Centrepiece of the suite however is the more-than-17-minute title track. Weaving strands post-production electronic crackles into the mix, the defined contrast is between woodwind airiness and rhythm section density. As querulous reed tones continuously propel  the top layer of the program with airy peeps and toneless breaths, bowed bass pressure, heavy drum resonations and stressed keyboard rigidity more percussive than the bass and drums take up the lower stratum. After reverberating piano soundboard echoes add to drum accents the bottom section gradually subsumes aviary saxophone peeps. Within the confines of the paradigm the arrangements and individual musicians’ output express levels of cooperation and division but with the purposeful discordant sequences connected as musical brush strokes on the larger canvas.
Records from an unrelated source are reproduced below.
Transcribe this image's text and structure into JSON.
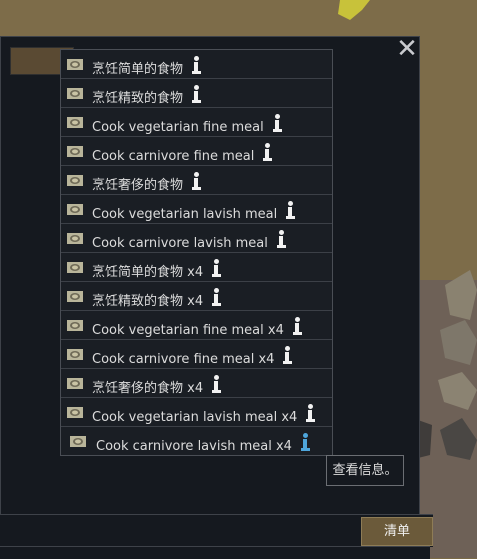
{
  "dialog": {
    "close_glyph": "✕",
    "bills_button_label": "清单",
    "tooltip_text": "查看信息。"
  },
  "menu": {
    "items": [
      {
        "label": "烹饪简单的食物",
        "icon": "simple-meal-icon"
      },
      {
        "label": "烹饪精致的食物",
        "icon": "fine-meal-icon"
      },
      {
        "label": "Cook vegetarian fine meal",
        "icon": "vegetarian-fine-meal-icon"
      },
      {
        "label": "Cook carnivore fine meal",
        "icon": "carnivore-fine-meal-icon"
      },
      {
        "label": "烹饪奢侈的食物",
        "icon": "lavish-meal-icon"
      },
      {
        "label": "Cook vegetarian lavish meal",
        "icon": "vegetarian-lavish-meal-icon"
      },
      {
        "label": "Cook carnivore lavish meal",
        "icon": "carnivore-lavish-meal-icon"
      },
      {
        "label": "烹饪简单的食物 x4",
        "icon": "simple-meal-icon"
      },
      {
        "label": "烹饪精致的食物 x4",
        "icon": "fine-meal-icon"
      },
      {
        "label": "Cook vegetarian fine meal x4",
        "icon": "vegetarian-fine-meal-icon"
      },
      {
        "label": "Cook carnivore fine meal x4",
        "icon": "carnivore-fine-meal-icon"
      },
      {
        "label": "烹饪奢侈的食物 x4",
        "icon": "lavish-meal-icon"
      },
      {
        "label": "Cook vegetarian lavish meal x4",
        "icon": "vegetarian-lavish-meal-icon"
      },
      {
        "label": "Cook carnivore lavish meal x4",
        "icon": "carnivore-lavish-meal-icon"
      }
    ],
    "highlighted_index": 13
  },
  "colors": {
    "panel": "#15191f",
    "info_highlight": "#4ea6dc",
    "button": "#6b5a3a"
  }
}
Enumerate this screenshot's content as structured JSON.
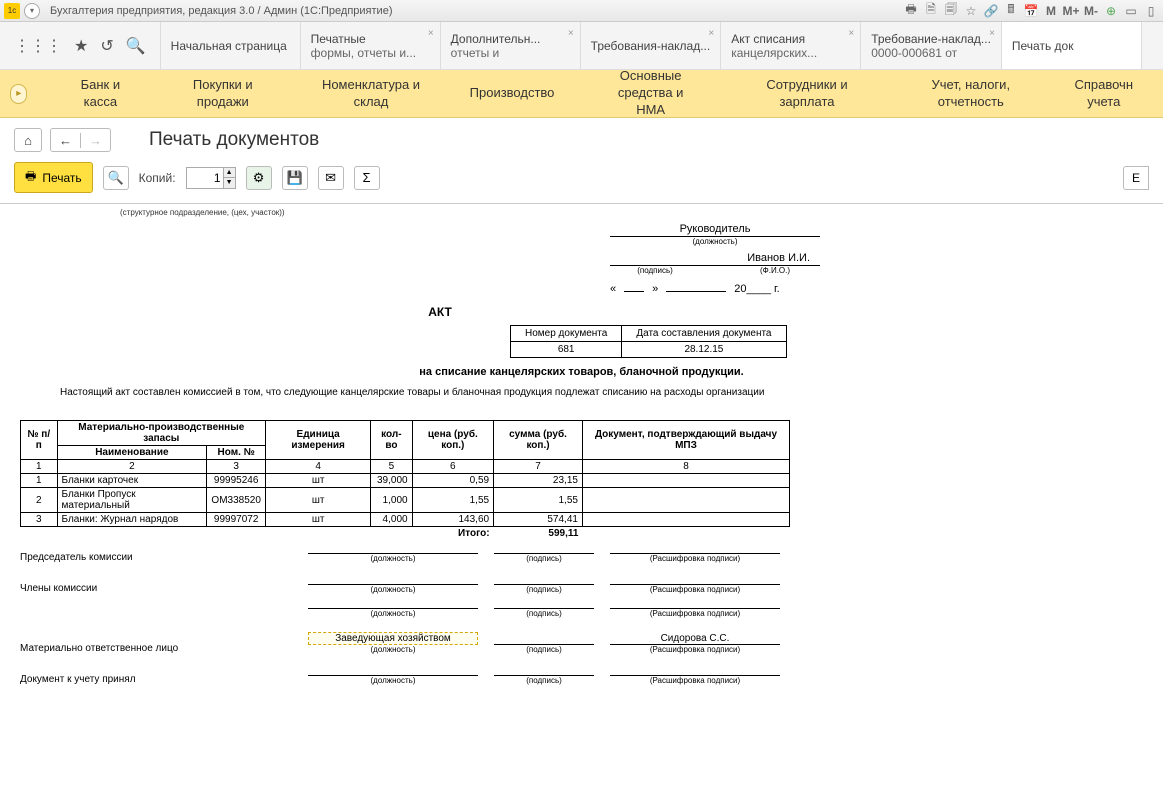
{
  "titlebar": {
    "title": "Бухгалтерия предприятия, редакция 3.0 / Админ  (1С:Предприятие)",
    "m1": "M",
    "m2": "M+",
    "m3": "M-"
  },
  "tabs": {
    "home": "Начальная страница",
    "t1a": "Печатные",
    "t1b": "формы, отчеты и...",
    "t2a": "Дополнительн...",
    "t2b": "отчеты и",
    "t3a": "Требования-наклад...",
    "t3b": "",
    "t4a": "Акт списания",
    "t4b": "канцелярских...",
    "t5a": "Требование-наклад...",
    "t5b": "0000-000681 от",
    "t6": "Печать док"
  },
  "menu": {
    "m1": "Банк и касса",
    "m2": "Покупки и продажи",
    "m3": "Номенклатура и склад",
    "m4": "Производство",
    "m5": "Основные средства и\nНМА",
    "m6": "Сотрудники и зарплата",
    "m7": "Учет, налоги, отчетность",
    "m8": "Справочн\nучета"
  },
  "page": {
    "title": "Печать документов",
    "print": "Печать",
    "copies_label": "Копий:",
    "copies": "1"
  },
  "doc": {
    "subnote": "(структурное подразделение, (цех, участок))",
    "head_title": "Руководитель",
    "head_pos": "(должность)",
    "head_name": "Иванов И.И.",
    "sign_lbl": "(подпись)",
    "fio_lbl": "(Ф.И.О.)",
    "date_open": "«",
    "date_close": "»",
    "year": "20____ г.",
    "title": "АКТ",
    "meta_h1": "Номер документа",
    "meta_h2": "Дата составления документа",
    "meta_v1": "681",
    "meta_v2": "28.12.15",
    "subtitle": "на списание канцелярских товаров, бланочной продукции.",
    "body": "Настоящий акт составлен комиссией в том, что следующие канцелярские товары и бланочная продукция подлежат списанию на расходы организации",
    "th_num": "№ п/п",
    "th_mpz": "Материально-производственные запасы",
    "th_name": "Наименование",
    "th_nom": "Ном. №",
    "th_unit": "Единица измерения",
    "th_qty": "кол-во",
    "th_price": "цена (руб. коп.)",
    "th_sum": "сумма (руб. коп.)",
    "th_doc": "Документ, подтверждающий выдачу МПЗ",
    "nums": {
      "c1": "1",
      "c2": "2",
      "c3": "3",
      "c4": "4",
      "c5": "5",
      "c6": "6",
      "c7": "7",
      "c8": "8"
    },
    "rows": [
      {
        "n": "1",
        "name": "Бланки карточек",
        "nom": "99995246",
        "unit": "шт",
        "qty": "39,000",
        "price": "0,59",
        "sum": "23,15"
      },
      {
        "n": "2",
        "name": "Бланки Пропуск материальный",
        "nom": "ОМ338520",
        "unit": "шт",
        "qty": "1,000",
        "price": "1,55",
        "sum": "1,55"
      },
      {
        "n": "3",
        "name": "Бланки: Журнал нарядов",
        "nom": "99997072",
        "unit": "шт",
        "qty": "4,000",
        "price": "143,60",
        "sum": "574,41"
      }
    ],
    "total_label": "Итого:",
    "total": "599,11",
    "sig_chair": "Председатель комиссии",
    "sig_members": "Члены комиссии",
    "sig_resp": "Материально ответственное лицо",
    "sig_accept": "Документ к учету принял",
    "sig_job": "(должность)",
    "sig_sign": "(подпись)",
    "sig_name": "(Расшифровка подписи)",
    "resp_job": "Заведующая хозяйством",
    "resp_name": "Сидорова С.С."
  }
}
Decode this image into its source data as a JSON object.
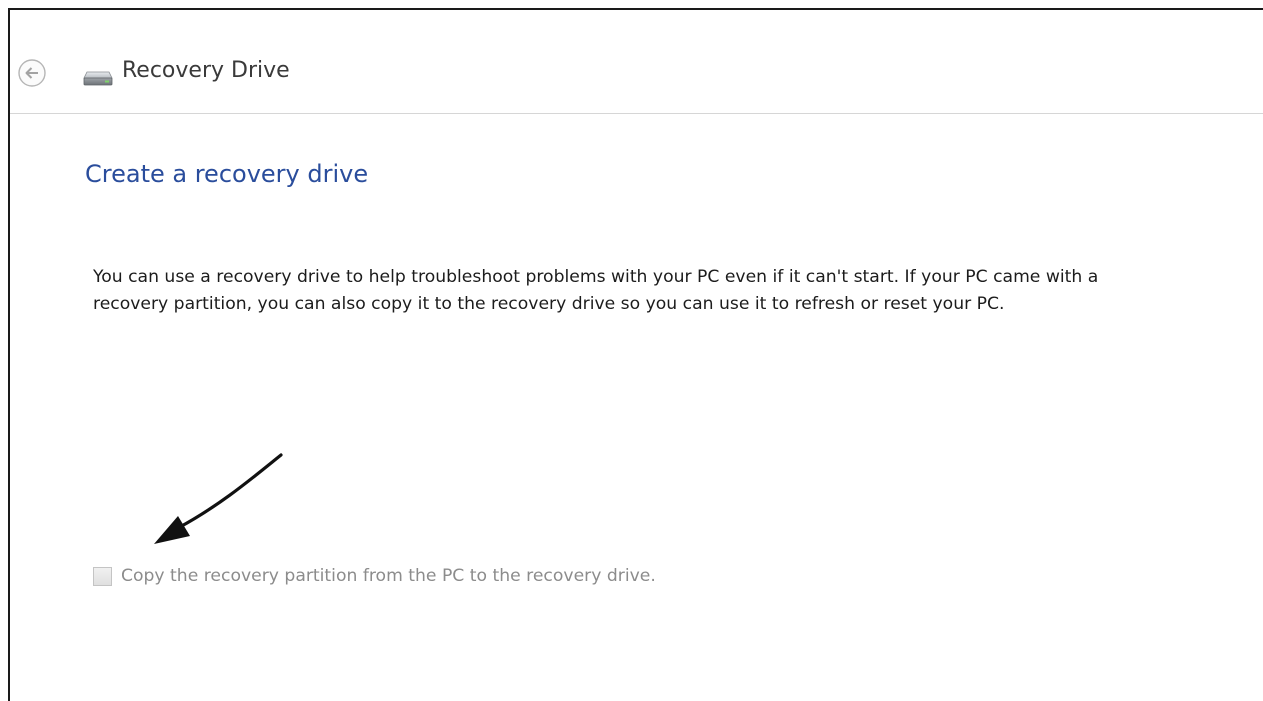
{
  "window": {
    "title": "Recovery Drive",
    "back_icon": "back-arrow-circle-icon",
    "drive_icon": "hard-drive-icon"
  },
  "main": {
    "heading": "Create a recovery drive",
    "description": "You can use a recovery drive to help troubleshoot problems with your PC even if it can't start. If your PC came with a recovery partition, you can also copy it to the recovery drive so you can use it to refresh or reset your PC.",
    "copy_partition": {
      "label": "Copy the recovery partition from the PC to the recovery drive.",
      "checked": false,
      "enabled": false
    }
  },
  "annotation": {
    "icon": "pointer-arrow-icon"
  },
  "colors": {
    "heading": "#2a4d9c",
    "body_text": "#1c1c1c",
    "disabled_text": "#8c8c8c",
    "window_border": "#1a1a1a"
  }
}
There are instances of low-pitched dramatic interface at a lento tempo as pinpointed piano chiming and cymbal clashes puncture the tune from among inflating tugboat-like  horn blasts (“Lament”) and others where cymbal and drum top accents create a counterpoint to the harmony produced by thin clarinet glissandi and warm bass clarinet chalumeau tones to maintain horizontal flow (“Æ-b”). There are  other times when expositions are slow and sensuous, dependent on horn harmonies and sweetened keyboard tones; and still others when expanded split tones, double tonguing, flattement and scoops from the reeds suggest both nursery rhymes at their most innocent and Free Jazz burbles at their most frenetic.

Taking both sets together it’s obvious that maturing composers and veteran one can produce equally fruitful take on that meld of modern composed and improvised music – but with a few added surprises.

–Ken Waxman

Track Listing: Live: 1. Chronos 2. Pasacaglia für David 3. Mahlerei 4. Trio Kunz  5. Monalisa 6. Stiller 2 7. Lydische Ballade 8. Part XVIII

Personnel: Live: Jürgen Kupke (clarinet); Nico Lohmann (alto saxophone); Hannes Zerbe (piano); Horst Nonnenmacher (bass) and Christian Marien (drums)

Track Listing: New: 1. L-e 2. Gaki 3. Æ-b 4. Empty Day 5. Benign 6. New World 7. Ladders 8. Lament 9. Hosono

Personnel: New: Klaus Ellerhusen Holm (Bb, Eb clarinets, alto, baritone saxophones); Andreas Røysum (Bb, bass, contrabass clarinets); Ayumi Tanaka (piano); Christian Meaas Svendsen (bass) and Andreas Wildhagen (drums)